The Ohio Power Siting Board (OPSB) on Feb. 12 told Lendlease Energy LLC that a December 2018 application for a certificate of environmental compatibility and public need regarding a solar project has been found to comply, meaning that the OPSB’s staff has received sufficient information to begin its review of the application.
According to Nestlewood Solar I LLC’s December 2018 application, Nestlewood is seeking approval to build and operate the 80-MW solar photovoltaic facility – the Nestlewood Solar project – located in Clermont and Brown counties in Ohio.
The project would consist of solar panel generators, as well as access roads, 34.5-kV electrical collector cables, meteorological stations, a facility substation, a utility owned switchyard, and 69-kV electric generation tie (gen-tie) line within an area of about 610 acres.
The energy generated by the project would deliver power to a single point of interconnection (POI) into Duke Energy Ohio Kentucky’s existing South Bethel-Brown 69-kV transmission line. Nestlewood added that the new project substation and utility switchyard would be built to connect with Duke’s existing 69-kV line.
The project would help meet electricity demand in the region, particularly in light of the recent and planned retirements of existing coal-fired generating assets located in Ohio and throughout the PJM Interconnection system, Nestlewood said.
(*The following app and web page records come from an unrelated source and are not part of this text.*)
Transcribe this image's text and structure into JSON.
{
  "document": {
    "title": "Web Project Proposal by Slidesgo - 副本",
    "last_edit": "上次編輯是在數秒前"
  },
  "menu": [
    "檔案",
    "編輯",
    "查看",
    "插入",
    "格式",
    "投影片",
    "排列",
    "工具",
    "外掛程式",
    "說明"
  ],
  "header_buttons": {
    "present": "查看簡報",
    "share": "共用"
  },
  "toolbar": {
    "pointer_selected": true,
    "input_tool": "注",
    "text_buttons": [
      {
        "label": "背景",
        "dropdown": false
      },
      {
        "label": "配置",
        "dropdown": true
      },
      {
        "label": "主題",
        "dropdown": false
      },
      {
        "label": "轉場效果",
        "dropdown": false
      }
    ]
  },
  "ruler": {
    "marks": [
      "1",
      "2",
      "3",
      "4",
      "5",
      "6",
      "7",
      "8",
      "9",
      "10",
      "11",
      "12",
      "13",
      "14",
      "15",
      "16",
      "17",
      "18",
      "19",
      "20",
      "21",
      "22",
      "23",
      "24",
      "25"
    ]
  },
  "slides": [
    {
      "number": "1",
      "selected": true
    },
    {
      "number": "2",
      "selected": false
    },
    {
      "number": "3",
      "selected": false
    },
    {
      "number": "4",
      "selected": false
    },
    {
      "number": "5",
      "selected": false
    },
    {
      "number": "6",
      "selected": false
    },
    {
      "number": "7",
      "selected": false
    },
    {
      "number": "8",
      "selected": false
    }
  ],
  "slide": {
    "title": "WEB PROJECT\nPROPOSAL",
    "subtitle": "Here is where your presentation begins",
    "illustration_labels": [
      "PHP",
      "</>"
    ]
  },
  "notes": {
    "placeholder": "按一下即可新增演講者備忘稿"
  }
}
The project area primarily consists of agricultural land, Nestlewood said, noting that the existing 345-kV electric transmission lines cross the project area, with areas of wooded vegetation and local roadways also present within the project area.
The project would consist of conventional solar panels affixed to metal racking designed for tracking the sun. Nestlewood also said that the solar panel technology for the project would be one of two basic types: crystalline or thin-film.
Underground electrical interconnections at a voltage of 34.5 kV would be used to transmit generated electricity from the solar panels to the project substation, where it would be stepped up to 69 kV, and transmitted to the utility switchyard. From there, Nestlewood added, a 69-kV gen-tie would connect the project’s electrical output to the existing South Bethel-Brown 69-kV transmission line.
The project is expected to operate with an annual capacity factor of about 25%, generating about 175,000 MWh of electricity each year.
The total estimated capital and intangible costs of the project is expected to be about $1,375/kW, inclusive of intangible costs and dependent on the final module, racking, and inverter suppliers and modules selected, Nestlewood said.
Among other things, Nestlewood added that the project schedule is based on the issuance of the OPSB certificate by May 2019, and the start of construction by June; commercial operation is planned for 2Q20.
As noted in the filing, Nestlewood is a wholly owned affiliate of Lendlease Energy Development LLC, which is a wholly owned affiliate of Lendlease Americas Inc.